While Starbucks' 28,000 cafes continue to dominate the world of on-premise coffee, retail sales of products like capsules and beans sold through supermarkets and other grocery retailers have been disappointing. Only about 10 per cent of the coffee company's revenues come from retail sales.
The Swiss giant, on the other hand, is a master at mass marketing and sells most of its brands through wholesale channels into big retailers. Nestle gets the Starbucks brand to complement its own growing coffee business and also gains a brand with significantly more heft in the US where it has traditionally struggled with its existing coffee portfolio.
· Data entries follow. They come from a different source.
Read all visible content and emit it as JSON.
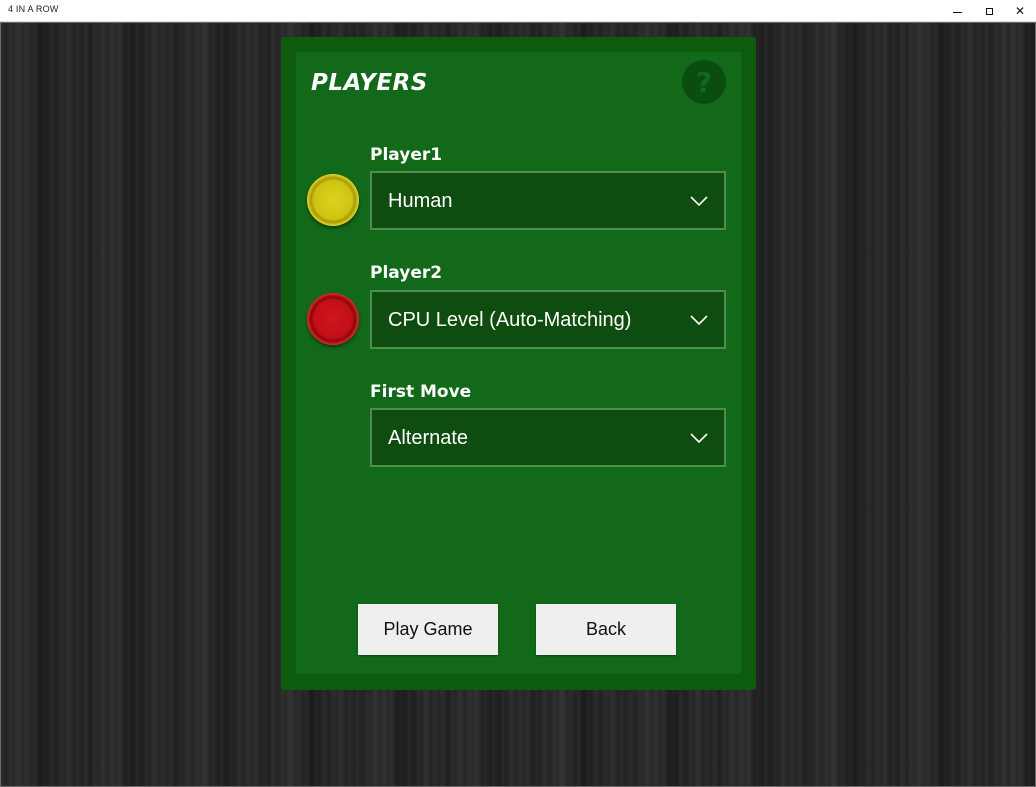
{
  "window": {
    "title": "4 IN A ROW",
    "minimize_glyph": "minimize-icon",
    "maximize_glyph": "maximize-icon",
    "close_glyph": "✕"
  },
  "panel": {
    "heading": "PLAYERS",
    "help_glyph": "?",
    "player1": {
      "label": "Player1",
      "selected": "Human",
      "token_color": "#d4c918"
    },
    "player2": {
      "label": "Player2",
      "selected": "CPU Level (Auto-Matching)",
      "token_color": "#c8121a"
    },
    "first_move": {
      "label": "First Move",
      "selected": "Alternate"
    },
    "buttons": {
      "play": "Play Game",
      "back": "Back"
    }
  },
  "colors": {
    "panel_outer": "#0d5b0d",
    "panel_inner": "#13691a",
    "select_bg": "#0f4c10",
    "select_border": "#4d8f4f",
    "button_bg": "#efefef"
  }
}
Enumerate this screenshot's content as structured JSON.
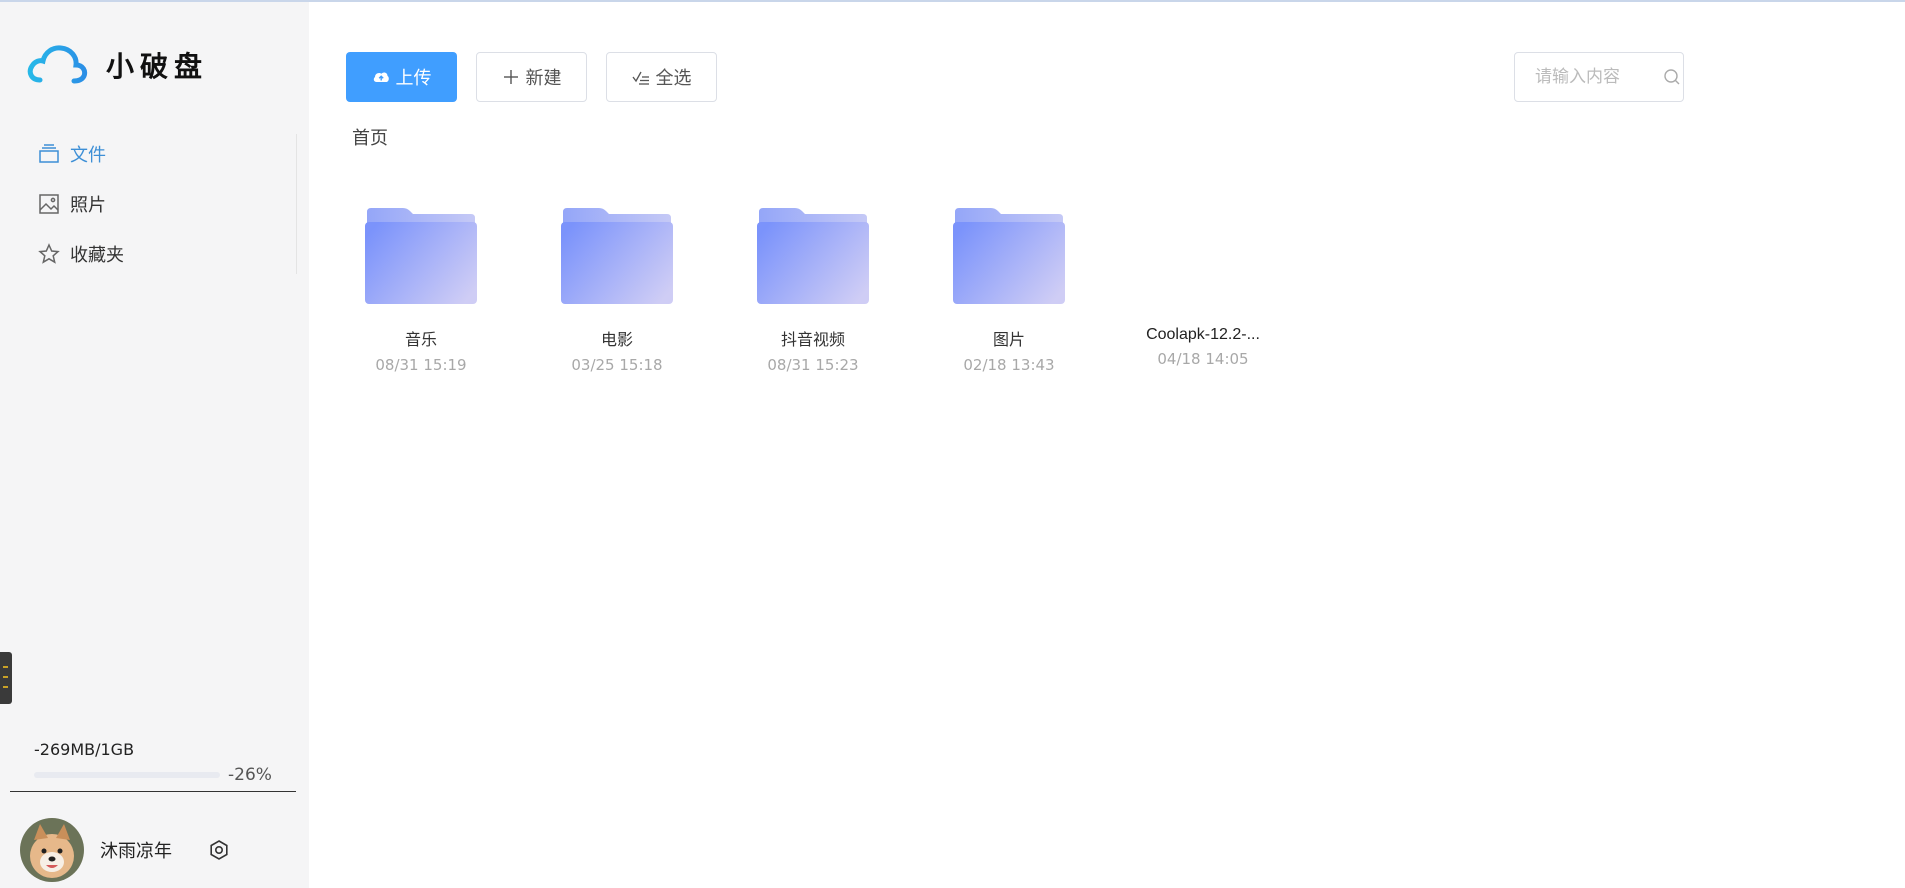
{
  "app": {
    "name": "小破盘"
  },
  "sidebar": {
    "items": [
      {
        "label": "文件",
        "icon": "files-icon",
        "active": true
      },
      {
        "label": "照片",
        "icon": "image-icon",
        "active": false
      },
      {
        "label": "收藏夹",
        "icon": "star-icon",
        "active": false
      }
    ],
    "storage": {
      "text": "-269MB/1GB",
      "percent": "-26%",
      "fill": 0
    },
    "user": {
      "name": "沐雨凉年"
    }
  },
  "toolbar": {
    "upload_label": "上传",
    "new_label": "新建",
    "select_all_label": "全选"
  },
  "search": {
    "placeholder": "请输入内容"
  },
  "breadcrumb": {
    "home": "首页"
  },
  "files": [
    {
      "name": "音乐",
      "date": "08/31 15:19",
      "type": "folder"
    },
    {
      "name": "电影",
      "date": "03/25 15:18",
      "type": "folder"
    },
    {
      "name": "抖音视频",
      "date": "08/31 15:23",
      "type": "folder"
    },
    {
      "name": "图片",
      "date": "02/18 13:43",
      "type": "folder"
    },
    {
      "name": "Coolapk-12.2-...",
      "date": "04/18 14:05",
      "type": "file"
    }
  ],
  "colors": {
    "accent": "#409eff",
    "active_nav": "#3d8fd6",
    "folder_start": "#7b93fb",
    "folder_end": "#cfcdf5"
  }
}
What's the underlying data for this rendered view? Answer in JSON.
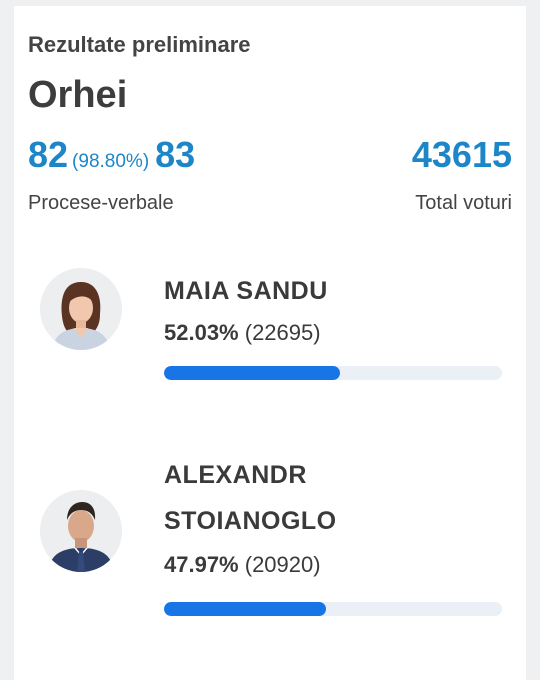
{
  "header": {
    "subtitle": "Rezultate preliminare",
    "region": "Orhei"
  },
  "stats": {
    "processed": "82",
    "processed_pct": "(98.80%)",
    "total_pv": "83",
    "pv_label": "Procese-verbale",
    "total_votes": "43615",
    "votes_label": "Total voturi"
  },
  "candidates": [
    {
      "name_lines": [
        "MAIA SANDU"
      ],
      "percent": "52.03%",
      "votes": "(22695)",
      "share": 0.5203,
      "avatar": "female-portrait-icon"
    },
    {
      "name_lines": [
        "ALEXANDR",
        "STOIANOGLO"
      ],
      "percent": "47.97%",
      "votes": "(20920)",
      "share": 0.4797,
      "avatar": "male-portrait-icon"
    }
  ],
  "colors": {
    "accent": "#1d86c8",
    "bar_fill": "#1775e6",
    "bar_track": "#eaf0f5"
  }
}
The tie-up makes sense if one considers management theories - in fact, two of them - core competency and competitive strategy. Add the licensing factor and the deal becomes that much clearer. Read on.